▸ To do:
Report how many lines of these entries hold the string "location"; reply with the number alone.

(Element data from apps and pages)
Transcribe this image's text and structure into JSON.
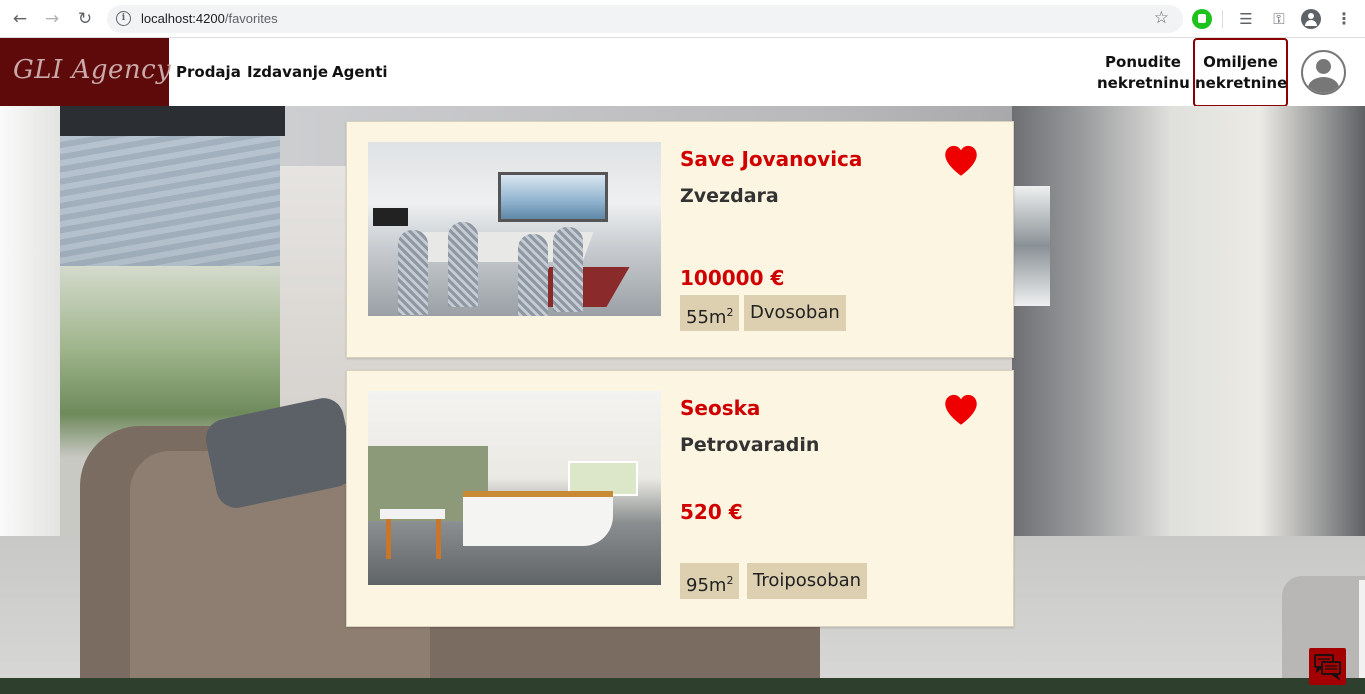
{
  "browser": {
    "url_host": "localhost:4200",
    "url_path": "/favorites"
  },
  "navbar": {
    "logo": "GLI Agency",
    "links": [
      "Prodaja",
      "Izdavanje",
      "Agenti"
    ],
    "offer_line1": "Ponudite",
    "offer_line2": "nekretninu",
    "favorites_line1": "Omiljene",
    "favorites_line2": "nekretnine"
  },
  "listings": [
    {
      "title": "Save Jovanovica",
      "location": "Zvezdara",
      "price": "100000 €",
      "area": "55m",
      "area_unit_sup": "2",
      "rooms": "Dvosoban",
      "favorite": true
    },
    {
      "title": "Seoska",
      "location": "Petrovaradin",
      "price": "520 €",
      "area": "95m",
      "area_unit_sup": "2",
      "rooms": "Troiposoban",
      "favorite": true
    }
  ],
  "colors": {
    "brand": "#5e0a0a",
    "accent": "#d10000",
    "card_bg": "#fbf5e1",
    "tag_bg": "#ddd0b0"
  }
}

▸ Result for this exercise:
2